**PROBLEM DETAILS:** Apart from the images, the records below need to be copied exactly.

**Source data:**
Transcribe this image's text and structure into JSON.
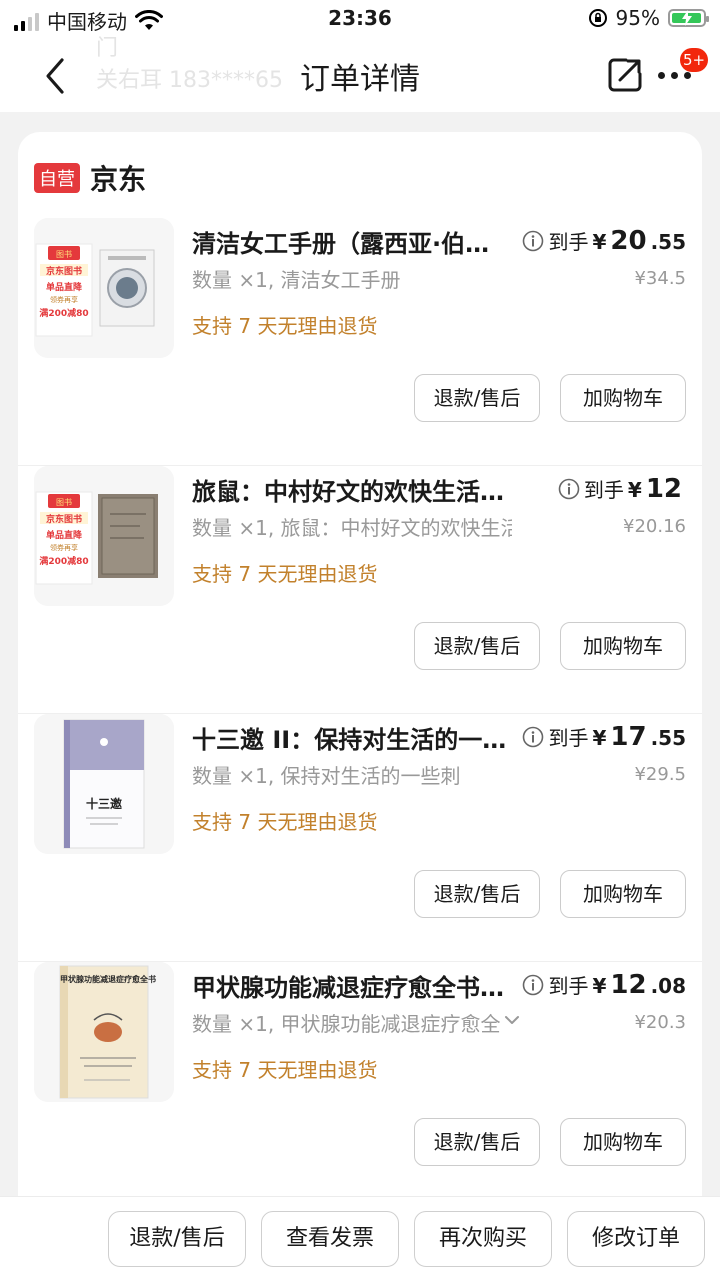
{
  "status_bar": {
    "carrier": "中国移动",
    "time": "23:36",
    "battery_percent": "95%",
    "battery_level": 0.95
  },
  "nav": {
    "title": "订单详情",
    "ghost_line1": "门",
    "ghost_line2": "关右耳  183****65",
    "more_badge": "5+"
  },
  "shop": {
    "tag": "自营",
    "name": "京东"
  },
  "price_prefix": "到手",
  "items": [
    {
      "title": "清洁女工手册（露西亚·伯…",
      "price_yen": "¥",
      "price_int": "20",
      "price_dec": ".55",
      "original_price": "¥34.5",
      "spec": "数量 ×1, 清洁女工手册",
      "return_note": "支持 7 天无理由退货",
      "refund_label": "退款/售后",
      "cart_label": "加购物车"
    },
    {
      "title": "旅鼠：中村好文的欢快生活》…",
      "price_yen": "¥",
      "price_int": "12",
      "price_dec": "",
      "original_price": "¥20.16",
      "spec": "数量 ×1, 旅鼠：中村好文的欢快生活",
      "return_note": "支持 7 天无理由退货",
      "refund_label": "退款/售后",
      "cart_label": "加购物车"
    },
    {
      "title": "十三邀 II：保持对生活的一…",
      "price_yen": "¥",
      "price_int": "17",
      "price_dec": ".55",
      "original_price": "¥29.5",
      "spec": "数量 ×1, 保持对生活的一些刺",
      "return_note": "支持 7 天无理由退货",
      "refund_label": "退款/售后",
      "cart_label": "加购物车"
    },
    {
      "title": "甲状腺功能减退症疗愈全书…",
      "price_yen": "¥",
      "price_int": "12",
      "price_dec": ".08",
      "original_price": "¥20.3",
      "spec": "数量 ×1, 甲状腺功能减退症疗愈全",
      "return_note": "支持 7 天无理由退货",
      "refund_label": "退款/售后",
      "cart_label": "加购物车"
    }
  ],
  "thumbs": {
    "promo_day": "图书",
    "promo_line1": "京东图书",
    "promo_line2": "单品直降",
    "promo_line3": "领券再享",
    "promo_line4": "满200减80",
    "book3_title": "十三邀",
    "book4_title": "甲状腺功能减退症疗愈全书",
    "book4_en": "The Women's Guide To Thyroid Health"
  },
  "bottom_bar": {
    "refund": "退款/售后",
    "invoice": "查看发票",
    "rebuy": "再次购买",
    "modify": "修改订单"
  },
  "colors": {
    "accent_red": "#e4393c",
    "return_note": "#c2812c",
    "battery_green": "#34c759"
  }
}
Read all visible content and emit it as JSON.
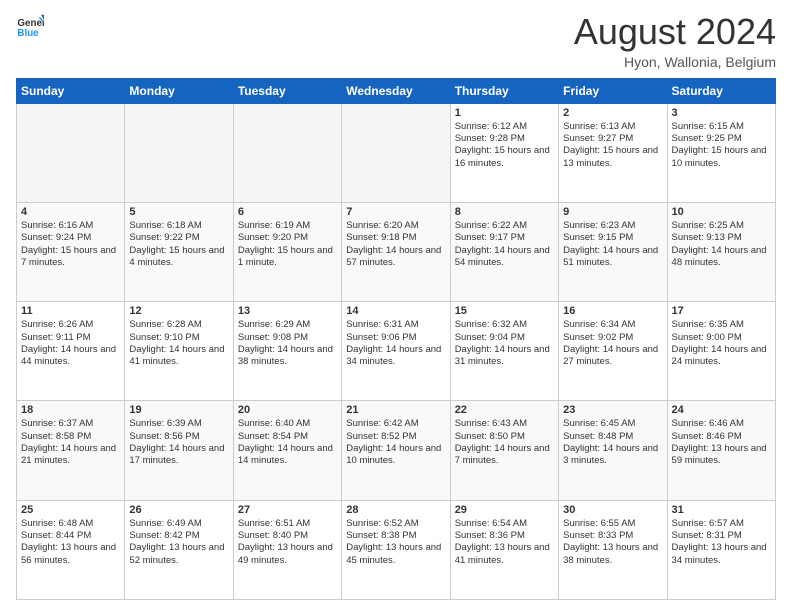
{
  "logo": {
    "line1": "General",
    "line2": "Blue"
  },
  "title": "August 2024",
  "subtitle": "Hyon, Wallonia, Belgium",
  "days": [
    "Sunday",
    "Monday",
    "Tuesday",
    "Wednesday",
    "Thursday",
    "Friday",
    "Saturday"
  ],
  "weeks": [
    [
      {
        "day": "",
        "content": ""
      },
      {
        "day": "",
        "content": ""
      },
      {
        "day": "",
        "content": ""
      },
      {
        "day": "",
        "content": ""
      },
      {
        "day": "1",
        "content": "Sunrise: 6:12 AM\nSunset: 9:28 PM\nDaylight: 15 hours and 16 minutes."
      },
      {
        "day": "2",
        "content": "Sunrise: 6:13 AM\nSunset: 9:27 PM\nDaylight: 15 hours and 13 minutes."
      },
      {
        "day": "3",
        "content": "Sunrise: 6:15 AM\nSunset: 9:25 PM\nDaylight: 15 hours and 10 minutes."
      }
    ],
    [
      {
        "day": "4",
        "content": "Sunrise: 6:16 AM\nSunset: 9:24 PM\nDaylight: 15 hours and 7 minutes."
      },
      {
        "day": "5",
        "content": "Sunrise: 6:18 AM\nSunset: 9:22 PM\nDaylight: 15 hours and 4 minutes."
      },
      {
        "day": "6",
        "content": "Sunrise: 6:19 AM\nSunset: 9:20 PM\nDaylight: 15 hours and 1 minute."
      },
      {
        "day": "7",
        "content": "Sunrise: 6:20 AM\nSunset: 9:18 PM\nDaylight: 14 hours and 57 minutes."
      },
      {
        "day": "8",
        "content": "Sunrise: 6:22 AM\nSunset: 9:17 PM\nDaylight: 14 hours and 54 minutes."
      },
      {
        "day": "9",
        "content": "Sunrise: 6:23 AM\nSunset: 9:15 PM\nDaylight: 14 hours and 51 minutes."
      },
      {
        "day": "10",
        "content": "Sunrise: 6:25 AM\nSunset: 9:13 PM\nDaylight: 14 hours and 48 minutes."
      }
    ],
    [
      {
        "day": "11",
        "content": "Sunrise: 6:26 AM\nSunset: 9:11 PM\nDaylight: 14 hours and 44 minutes."
      },
      {
        "day": "12",
        "content": "Sunrise: 6:28 AM\nSunset: 9:10 PM\nDaylight: 14 hours and 41 minutes."
      },
      {
        "day": "13",
        "content": "Sunrise: 6:29 AM\nSunset: 9:08 PM\nDaylight: 14 hours and 38 minutes."
      },
      {
        "day": "14",
        "content": "Sunrise: 6:31 AM\nSunset: 9:06 PM\nDaylight: 14 hours and 34 minutes."
      },
      {
        "day": "15",
        "content": "Sunrise: 6:32 AM\nSunset: 9:04 PM\nDaylight: 14 hours and 31 minutes."
      },
      {
        "day": "16",
        "content": "Sunrise: 6:34 AM\nSunset: 9:02 PM\nDaylight: 14 hours and 27 minutes."
      },
      {
        "day": "17",
        "content": "Sunrise: 6:35 AM\nSunset: 9:00 PM\nDaylight: 14 hours and 24 minutes."
      }
    ],
    [
      {
        "day": "18",
        "content": "Sunrise: 6:37 AM\nSunset: 8:58 PM\nDaylight: 14 hours and 21 minutes."
      },
      {
        "day": "19",
        "content": "Sunrise: 6:39 AM\nSunset: 8:56 PM\nDaylight: 14 hours and 17 minutes."
      },
      {
        "day": "20",
        "content": "Sunrise: 6:40 AM\nSunset: 8:54 PM\nDaylight: 14 hours and 14 minutes."
      },
      {
        "day": "21",
        "content": "Sunrise: 6:42 AM\nSunset: 8:52 PM\nDaylight: 14 hours and 10 minutes."
      },
      {
        "day": "22",
        "content": "Sunrise: 6:43 AM\nSunset: 8:50 PM\nDaylight: 14 hours and 7 minutes."
      },
      {
        "day": "23",
        "content": "Sunrise: 6:45 AM\nSunset: 8:48 PM\nDaylight: 14 hours and 3 minutes."
      },
      {
        "day": "24",
        "content": "Sunrise: 6:46 AM\nSunset: 8:46 PM\nDaylight: 13 hours and 59 minutes."
      }
    ],
    [
      {
        "day": "25",
        "content": "Sunrise: 6:48 AM\nSunset: 8:44 PM\nDaylight: 13 hours and 56 minutes."
      },
      {
        "day": "26",
        "content": "Sunrise: 6:49 AM\nSunset: 8:42 PM\nDaylight: 13 hours and 52 minutes."
      },
      {
        "day": "27",
        "content": "Sunrise: 6:51 AM\nSunset: 8:40 PM\nDaylight: 13 hours and 49 minutes."
      },
      {
        "day": "28",
        "content": "Sunrise: 6:52 AM\nSunset: 8:38 PM\nDaylight: 13 hours and 45 minutes."
      },
      {
        "day": "29",
        "content": "Sunrise: 6:54 AM\nSunset: 8:36 PM\nDaylight: 13 hours and 41 minutes."
      },
      {
        "day": "30",
        "content": "Sunrise: 6:55 AM\nSunset: 8:33 PM\nDaylight: 13 hours and 38 minutes."
      },
      {
        "day": "31",
        "content": "Sunrise: 6:57 AM\nSunset: 8:31 PM\nDaylight: 13 hours and 34 minutes."
      }
    ]
  ]
}
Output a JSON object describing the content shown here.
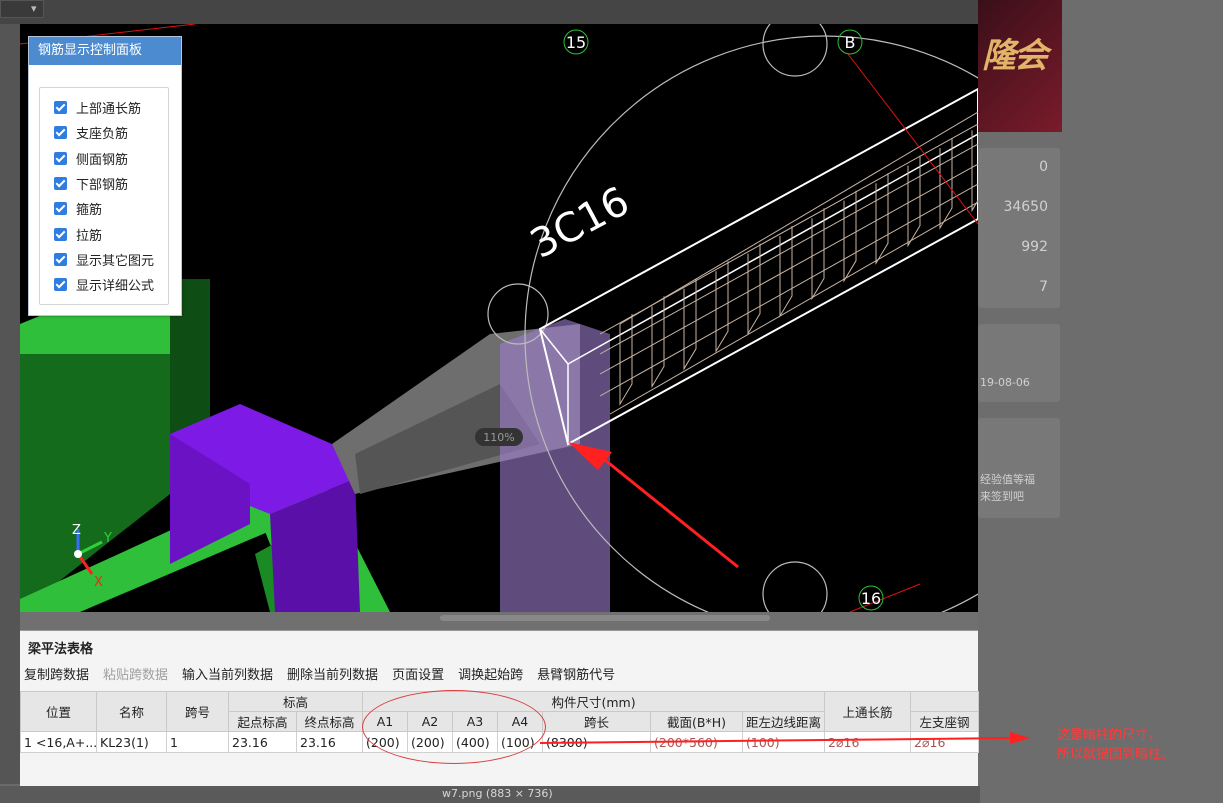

**SOLVED EXERCISE:**
Transcribe this image's text and structure into JSON.
{
  "status_bar": {
    "carrier": "中国移动",
    "time": "23:36",
    "battery_percent": "95%",
    "battery_level": 0.95
  },
  "nav": {
    "title": "订单详情",
    "ghost_line1": "门",
    "ghost_line2": "关右耳  183****65",
    "more_badge": "5+"
  },
  "shop": {
    "tag": "自营",
    "name": "京东"
  },
  "price_prefix": "到手",
  "items": [
    {
      "title": "清洁女工手册（露西亚·伯…",
      "price_yen": "¥",
      "price_int": "20",
      "price_dec": ".55",
      "original_price": "¥34.5",
      "spec": "数量 ×1, 清洁女工手册",
      "return_note": "支持 7 天无理由退货",
      "refund_label": "退款/售后",
      "cart_label": "加购物车"
    },
    {
      "title": "旅鼠：中村好文的欢快生活》…",
      "price_yen": "¥",
      "price_int": "12",
      "price_dec": "",
      "original_price": "¥20.16",
      "spec": "数量 ×1, 旅鼠：中村好文的欢快生活",
      "return_note": "支持 7 天无理由退货",
      "refund_label": "退款/售后",
      "cart_label": "加购物车"
    },
    {
      "title": "十三邀 II：保持对生活的一…",
      "price_yen": "¥",
      "price_int": "17",
      "price_dec": ".55",
      "original_price": "¥29.5",
      "spec": "数量 ×1, 保持对生活的一些刺",
      "return_note": "支持 7 天无理由退货",
      "refund_label": "退款/售后",
      "cart_label": "加购物车"
    },
    {
      "title": "甲状腺功能减退症疗愈全书…",
      "price_yen": "¥",
      "price_int": "12",
      "price_dec": ".08",
      "original_price": "¥20.3",
      "spec": "数量 ×1, 甲状腺功能减退症疗愈全",
      "return_note": "支持 7 天无理由退货",
      "refund_label": "退款/售后",
      "cart_label": "加购物车"
    }
  ],
  "thumbs": {
    "promo_day": "图书",
    "promo_line1": "京东图书",
    "promo_line2": "单品直降",
    "promo_line3": "领券再享",
    "promo_line4": "满200减80",
    "book3_title": "十三邀",
    "book4_title": "甲状腺功能减退症疗愈全书",
    "book4_en": "The Women's Guide To Thyroid Health"
  },
  "bottom_bar": {
    "refund": "退款/售后",
    "invoice": "查看发票",
    "rebuy": "再次购买",
    "modify": "修改订单"
  },
  "colors": {
    "accent_red": "#e4393c",
    "return_note": "#c2812c",
    "battery_green": "#34c759"
  }
}
Read all visible content and emit it as JSON.
{
  "logo": {
    "line1": "General",
    "line2": "Blue"
  },
  "title": "August 2024",
  "subtitle": "Hyon, Wallonia, Belgium",
  "days": [
    "Sunday",
    "Monday",
    "Tuesday",
    "Wednesday",
    "Thursday",
    "Friday",
    "Saturday"
  ],
  "weeks": [
    [
      {
        "day": "",
        "content": ""
      },
      {
        "day": "",
        "content": ""
      },
      {
        "day": "",
        "content": ""
      },
      {
        "day": "",
        "content": ""
      },
      {
        "day": "1",
        "content": "Sunrise: 6:12 AM\nSunset: 9:28 PM\nDaylight: 15 hours and 16 minutes."
      },
      {
        "day": "2",
        "content": "Sunrise: 6:13 AM\nSunset: 9:27 PM\nDaylight: 15 hours and 13 minutes."
      },
      {
        "day": "3",
        "content": "Sunrise: 6:15 AM\nSunset: 9:25 PM\nDaylight: 15 hours and 10 minutes."
      }
    ],
    [
      {
        "day": "4",
        "content": "Sunrise: 6:16 AM\nSunset: 9:24 PM\nDaylight: 15 hours and 7 minutes."
      },
      {
        "day": "5",
        "content": "Sunrise: 6:18 AM\nSunset: 9:22 PM\nDaylight: 15 hours and 4 minutes."
      },
      {
        "day": "6",
        "content": "Sunrise: 6:19 AM\nSunset: 9:20 PM\nDaylight: 15 hours and 1 minute."
      },
      {
        "day": "7",
        "content": "Sunrise: 6:20 AM\nSunset: 9:18 PM\nDaylight: 14 hours and 57 minutes."
      },
      {
        "day": "8",
        "content": "Sunrise: 6:22 AM\nSunset: 9:17 PM\nDaylight: 14 hours and 54 minutes."
      },
      {
        "day": "9",
        "content": "Sunrise: 6:23 AM\nSunset: 9:15 PM\nDaylight: 14 hours and 51 minutes."
      },
      {
        "day": "10",
        "content": "Sunrise: 6:25 AM\nSunset: 9:13 PM\nDaylight: 14 hours and 48 minutes."
      }
    ],
    [
      {
        "day": "11",
        "content": "Sunrise: 6:26 AM\nSunset: 9:11 PM\nDaylight: 14 hours and 44 minutes."
      },
      {
        "day": "12",
        "content": "Sunrise: 6:28 AM\nSunset: 9:10 PM\nDaylight: 14 hours and 41 minutes."
      },
      {
        "day": "13",
        "content": "Sunrise: 6:29 AM\nSunset: 9:08 PM\nDaylight: 14 hours and 38 minutes."
      },
      {
        "day": "14",
        "content": "Sunrise: 6:31 AM\nSunset: 9:06 PM\nDaylight: 14 hours and 34 minutes."
      },
      {
        "day": "15",
        "content": "Sunrise: 6:32 AM\nSunset: 9:04 PM\nDaylight: 14 hours and 31 minutes."
      },
      {
        "day": "16",
        "content": "Sunrise: 6:34 AM\nSunset: 9:02 PM\nDaylight: 14 hours and 27 minutes."
      },
      {
        "day": "17",
        "content": "Sunrise: 6:35 AM\nSunset: 9:00 PM\nDaylight: 14 hours and 24 minutes."
      }
    ],
    [
      {
        "day": "18",
        "content": "Sunrise: 6:37 AM\nSunset: 8:58 PM\nDaylight: 14 hours and 21 minutes."
      },
      {
        "day": "19",
        "content": "Sunrise: 6:39 AM\nSunset: 8:56 PM\nDaylight: 14 hours and 17 minutes."
      },
      {
        "day": "20",
        "content": "Sunrise: 6:40 AM\nSunset: 8:54 PM\nDaylight: 14 hours and 14 minutes."
      },
      {
        "day": "21",
        "content": "Sunrise: 6:42 AM\nSunset: 8:52 PM\nDaylight: 14 hours and 10 minutes."
      },
      {
        "day": "22",
        "content": "Sunrise: 6:43 AM\nSunset: 8:50 PM\nDaylight: 14 hours and 7 minutes."
      },
      {
        "day": "23",
        "content": "Sunrise: 6:45 AM\nSunset: 8:48 PM\nDaylight: 14 hours and 3 minutes."
      },
      {
        "day": "24",
        "content": "Sunrise: 6:46 AM\nSunset: 8:46 PM\nDaylight: 13 hours and 59 minutes."
      }
    ],
    [
      {
        "day": "25",
        "content": "Sunrise: 6:48 AM\nSunset: 8:44 PM\nDaylight: 13 hours and 56 minutes."
      },
      {
        "day": "26",
        "content": "Sunrise: 6:49 AM\nSunset: 8:42 PM\nDaylight: 13 hours and 52 minutes."
      },
      {
        "day": "27",
        "content": "Sunrise: 6:51 AM\nSunset: 8:40 PM\nDaylight: 13 hours and 49 minutes."
      },
      {
        "day": "28",
        "content": "Sunrise: 6:52 AM\nSunset: 8:38 PM\nDaylight: 13 hours and 45 minutes."
      },
      {
        "day": "29",
        "content": "Sunrise: 6:54 AM\nSunset: 8:36 PM\nDaylight: 13 hours and 41 minutes."
      },
      {
        "day": "30",
        "content": "Sunrise: 6:55 AM\nSunset: 8:33 PM\nDaylight: 13 hours and 38 minutes."
      },
      {
        "day": "31",
        "content": "Sunrise: 6:57 AM\nSunset: 8:31 PM\nDaylight: 13 hours and 34 minutes."
      }
    ]
  ]
}
Output a JSON object describing the content shown here.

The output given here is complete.